*Task description*: Give only the number of lines in the data that contain the word "button".
Available data below:
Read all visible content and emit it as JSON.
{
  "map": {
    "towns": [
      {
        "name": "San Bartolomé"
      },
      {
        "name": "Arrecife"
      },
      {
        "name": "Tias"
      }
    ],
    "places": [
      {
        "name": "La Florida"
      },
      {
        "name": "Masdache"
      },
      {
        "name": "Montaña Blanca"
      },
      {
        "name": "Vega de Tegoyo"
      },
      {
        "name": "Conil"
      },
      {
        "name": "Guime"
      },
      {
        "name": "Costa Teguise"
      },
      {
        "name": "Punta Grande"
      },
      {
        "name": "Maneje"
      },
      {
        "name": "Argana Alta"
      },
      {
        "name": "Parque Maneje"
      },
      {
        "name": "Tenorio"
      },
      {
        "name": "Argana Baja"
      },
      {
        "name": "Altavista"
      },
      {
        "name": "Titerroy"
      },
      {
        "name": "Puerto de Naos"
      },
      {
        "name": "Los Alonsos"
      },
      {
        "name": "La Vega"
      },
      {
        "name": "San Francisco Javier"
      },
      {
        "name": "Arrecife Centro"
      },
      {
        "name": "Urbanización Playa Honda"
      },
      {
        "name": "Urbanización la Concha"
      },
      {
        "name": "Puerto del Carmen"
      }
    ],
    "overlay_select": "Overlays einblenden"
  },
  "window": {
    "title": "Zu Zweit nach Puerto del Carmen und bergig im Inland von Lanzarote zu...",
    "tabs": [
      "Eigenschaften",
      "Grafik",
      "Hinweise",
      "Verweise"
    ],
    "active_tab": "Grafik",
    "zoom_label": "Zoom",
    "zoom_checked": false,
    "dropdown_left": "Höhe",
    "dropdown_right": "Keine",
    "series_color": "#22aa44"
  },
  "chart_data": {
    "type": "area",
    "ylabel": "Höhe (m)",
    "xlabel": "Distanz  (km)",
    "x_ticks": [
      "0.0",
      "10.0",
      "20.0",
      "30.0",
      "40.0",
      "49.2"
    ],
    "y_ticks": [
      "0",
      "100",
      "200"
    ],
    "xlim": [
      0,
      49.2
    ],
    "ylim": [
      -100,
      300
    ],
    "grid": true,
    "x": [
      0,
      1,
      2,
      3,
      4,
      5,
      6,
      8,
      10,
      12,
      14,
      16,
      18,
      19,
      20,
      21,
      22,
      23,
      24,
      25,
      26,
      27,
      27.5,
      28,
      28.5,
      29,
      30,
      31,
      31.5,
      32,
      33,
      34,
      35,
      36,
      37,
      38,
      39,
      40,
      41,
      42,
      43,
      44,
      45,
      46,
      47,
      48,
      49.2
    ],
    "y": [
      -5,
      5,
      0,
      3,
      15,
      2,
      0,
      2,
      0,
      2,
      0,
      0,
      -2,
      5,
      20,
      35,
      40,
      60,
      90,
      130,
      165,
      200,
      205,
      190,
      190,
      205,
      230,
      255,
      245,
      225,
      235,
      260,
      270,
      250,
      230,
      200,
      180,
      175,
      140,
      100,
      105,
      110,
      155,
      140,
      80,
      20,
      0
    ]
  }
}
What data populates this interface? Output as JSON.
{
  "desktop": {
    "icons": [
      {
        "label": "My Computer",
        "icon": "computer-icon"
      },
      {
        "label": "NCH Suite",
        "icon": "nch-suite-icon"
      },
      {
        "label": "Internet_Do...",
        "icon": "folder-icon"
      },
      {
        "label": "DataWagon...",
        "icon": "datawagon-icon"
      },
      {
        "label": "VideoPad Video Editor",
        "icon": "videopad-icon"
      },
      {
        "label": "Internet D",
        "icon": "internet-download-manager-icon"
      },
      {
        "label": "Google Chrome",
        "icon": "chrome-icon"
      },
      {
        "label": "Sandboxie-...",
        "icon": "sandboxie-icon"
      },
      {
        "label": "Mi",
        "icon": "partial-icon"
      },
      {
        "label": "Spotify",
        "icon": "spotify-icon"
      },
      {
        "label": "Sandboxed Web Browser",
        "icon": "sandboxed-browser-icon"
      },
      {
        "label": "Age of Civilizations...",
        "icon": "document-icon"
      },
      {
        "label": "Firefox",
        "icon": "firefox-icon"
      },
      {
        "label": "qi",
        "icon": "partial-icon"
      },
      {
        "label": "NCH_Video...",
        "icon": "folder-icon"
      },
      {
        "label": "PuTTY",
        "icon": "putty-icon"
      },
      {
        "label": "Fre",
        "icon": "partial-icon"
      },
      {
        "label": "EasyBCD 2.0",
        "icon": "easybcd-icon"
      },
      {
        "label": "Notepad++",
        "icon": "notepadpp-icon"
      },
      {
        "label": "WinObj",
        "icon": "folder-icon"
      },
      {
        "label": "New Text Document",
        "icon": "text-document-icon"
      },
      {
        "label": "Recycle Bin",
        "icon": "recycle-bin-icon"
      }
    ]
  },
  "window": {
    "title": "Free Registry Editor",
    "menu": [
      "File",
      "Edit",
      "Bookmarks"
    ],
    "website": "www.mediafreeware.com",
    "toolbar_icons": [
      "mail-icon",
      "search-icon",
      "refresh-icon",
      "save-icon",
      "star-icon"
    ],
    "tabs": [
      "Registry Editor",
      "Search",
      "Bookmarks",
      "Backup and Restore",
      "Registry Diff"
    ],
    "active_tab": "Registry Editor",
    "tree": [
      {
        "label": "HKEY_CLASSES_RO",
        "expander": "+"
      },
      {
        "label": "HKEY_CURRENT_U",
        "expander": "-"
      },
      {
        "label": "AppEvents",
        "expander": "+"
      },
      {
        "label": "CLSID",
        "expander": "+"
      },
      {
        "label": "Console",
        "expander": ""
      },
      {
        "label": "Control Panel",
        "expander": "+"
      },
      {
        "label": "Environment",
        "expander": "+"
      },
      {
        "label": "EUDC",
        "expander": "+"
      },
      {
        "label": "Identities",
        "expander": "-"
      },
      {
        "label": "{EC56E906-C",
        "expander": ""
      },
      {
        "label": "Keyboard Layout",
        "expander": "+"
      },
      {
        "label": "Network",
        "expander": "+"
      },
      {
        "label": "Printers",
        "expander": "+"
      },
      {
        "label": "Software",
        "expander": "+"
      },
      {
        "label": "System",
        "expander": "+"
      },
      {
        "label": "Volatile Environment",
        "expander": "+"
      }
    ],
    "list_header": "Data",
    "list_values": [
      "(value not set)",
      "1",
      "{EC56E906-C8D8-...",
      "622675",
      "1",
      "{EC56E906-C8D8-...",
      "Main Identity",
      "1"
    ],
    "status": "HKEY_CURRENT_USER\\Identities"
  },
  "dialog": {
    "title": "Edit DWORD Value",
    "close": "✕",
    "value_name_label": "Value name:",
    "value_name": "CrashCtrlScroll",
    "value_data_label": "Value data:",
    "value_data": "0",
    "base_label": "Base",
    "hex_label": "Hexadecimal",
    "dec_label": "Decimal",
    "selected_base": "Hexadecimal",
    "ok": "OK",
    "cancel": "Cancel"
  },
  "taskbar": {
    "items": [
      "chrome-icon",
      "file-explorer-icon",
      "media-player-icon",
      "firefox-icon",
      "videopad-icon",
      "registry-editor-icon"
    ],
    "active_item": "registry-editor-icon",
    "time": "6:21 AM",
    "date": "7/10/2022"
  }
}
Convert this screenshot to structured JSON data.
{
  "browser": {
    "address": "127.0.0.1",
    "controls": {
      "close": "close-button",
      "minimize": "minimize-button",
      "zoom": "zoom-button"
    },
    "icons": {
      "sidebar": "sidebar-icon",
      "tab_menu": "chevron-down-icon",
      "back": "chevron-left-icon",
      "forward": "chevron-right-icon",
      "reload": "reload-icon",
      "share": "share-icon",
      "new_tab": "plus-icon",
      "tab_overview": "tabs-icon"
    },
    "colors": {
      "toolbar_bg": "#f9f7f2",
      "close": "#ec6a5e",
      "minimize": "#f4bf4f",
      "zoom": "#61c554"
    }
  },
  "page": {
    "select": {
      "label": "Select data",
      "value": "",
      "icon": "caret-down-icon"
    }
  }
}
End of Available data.
*Your solution*: 3